06 Nov 2015

The IMO has pressed the HSE yet again to update the contract for Specialists in Public Health Medicine (SPHMs) so as to reflect their status better, as well as the importance of the work they perform, under statute, IMT reports.

IMO Assistant Director of Industrial Relations Anthony Owens has written to the HSE’s new National Director of Human Resources Rosarii Mannion requesting a meeting, and indicating the need for an updated contract.

The letter, a copy of which has been seen by IMT, dated October 23, has been copied to HSE Director General Tony O’Brien and Secretary General in the Department of Health Jim Breslin.

Owens told IMT: “It has been widely acknowledged that to practise as a SPHM, a doctor must undergo a comparable level of education and training to a hospital consultant. The IMO believes SPHMs need a contract that reflects the leadership role in health service delivery that they perform on a daily basis.

“The provision of a ‘fit for purpose’ contract to SPHMs will also serve to encourage more young medical graduates to consider a career in the crucial specialty of public health medicine.”

Several third-party assessments have established that SPHMs and Directors of Public Health (DPHs) have the same education and training experiences as their consultant colleagues in other medical specialties.

“However, the requirement for SPHMs to be trained to the same level as consultants in other specialties has not been reflected in the contractual arrangements that apply to this group of doctors,” Owens pointed out in the letter.

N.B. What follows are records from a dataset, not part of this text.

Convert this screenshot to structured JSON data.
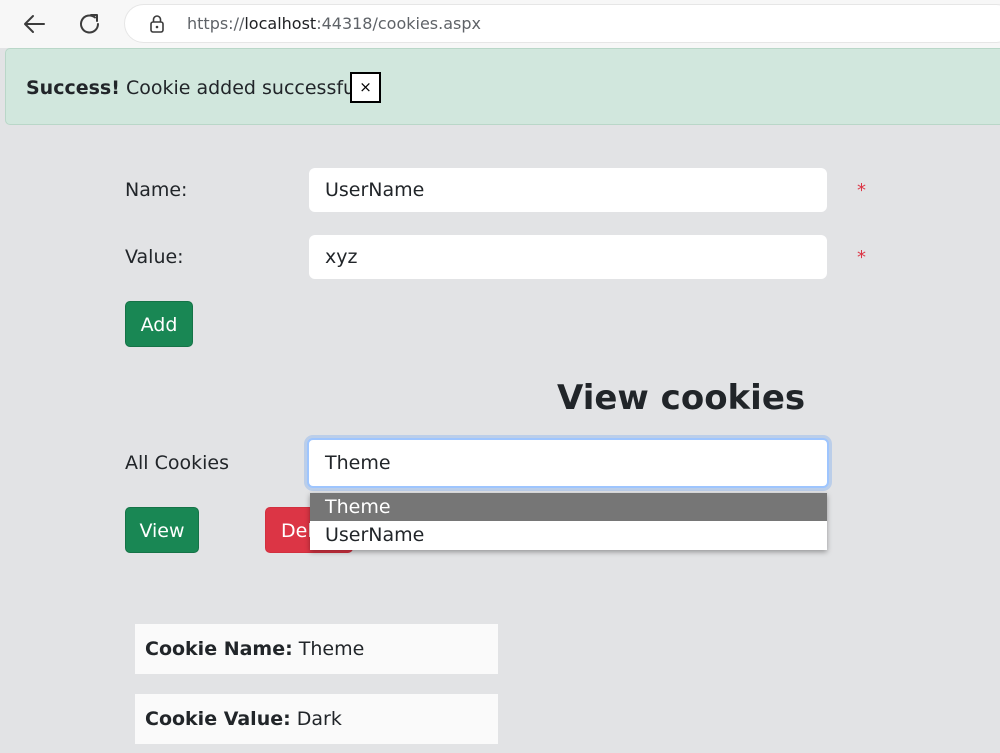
{
  "browser": {
    "url_prefix": "https://",
    "url_host": "localhost",
    "url_rest": ":44318/cookies.aspx"
  },
  "alert": {
    "strong": "Success!",
    "message": "Cookie added successfully.",
    "close_label": "×"
  },
  "form": {
    "name_label": "Name:",
    "name_value": "UserName",
    "value_label": "Value:",
    "value_value": "xyz",
    "required_marker": "*",
    "add_label": "Add"
  },
  "view": {
    "heading": "View cookies",
    "all_cookies_label": "All Cookies",
    "selected": "Theme",
    "options": [
      "Theme",
      "UserName"
    ],
    "view_label": "View",
    "delete_label": "Del"
  },
  "details": {
    "name_key": "Cookie Name:",
    "name_val": "Theme",
    "value_key": "Cookie Value:",
    "value_val": "Dark"
  },
  "colors": {
    "success": "#198754",
    "danger": "#dc3545",
    "alert_bg": "#d1e7dd",
    "page_bg": "#e2e3e5"
  }
}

This could be demonstrated, he stated, by comparing the standard contract offered to hospital consultants and other non-hospital-based consultants with that for SPHMs.

The contract offered to the hospital and other non-hospital-based consultants was comprehensive, covering the full spectrum of activities under their remit, and set out their leadership roles, whereas the documents for SPHMs — who were responsible for maintaining the health security of the nation — were short, non-standardised and unsatisfactory, making little or no reference to their specialist, leadership, training and research roles, according to Owens. “This ambiguity presents a risk situation for both public health physicians and for the HSE,” he warned.

In line with practice inter-nationally, SPHMs lead national functions in chronic disease prevention and management, cancer control, cancer screening, and food safety, he stressed.

He said Future Health and Healthy Ireland also highlighted the importance of the maintenance of wellness — a core function of public health medicine — as opposed to the treatment of illness, and the health intelligence function provided timely information for planning across all health and social service functions.

“The IMO has been clear in advocating for a fully functioning Public Health Medicine Service; we believe that devising a contract that is fit for purpose in documenting and recognising the full range of services that SPHMs provide, and could provide if properly supported, is a necessary step in beginning the process of making the specialty of public health medicine attractive to more medical graduates, and providing a sustainable public health medicine service into the future,” the correspondence added.

Lloyd Mudiwa

Click here to view the full article which appeared in Irish Medical Times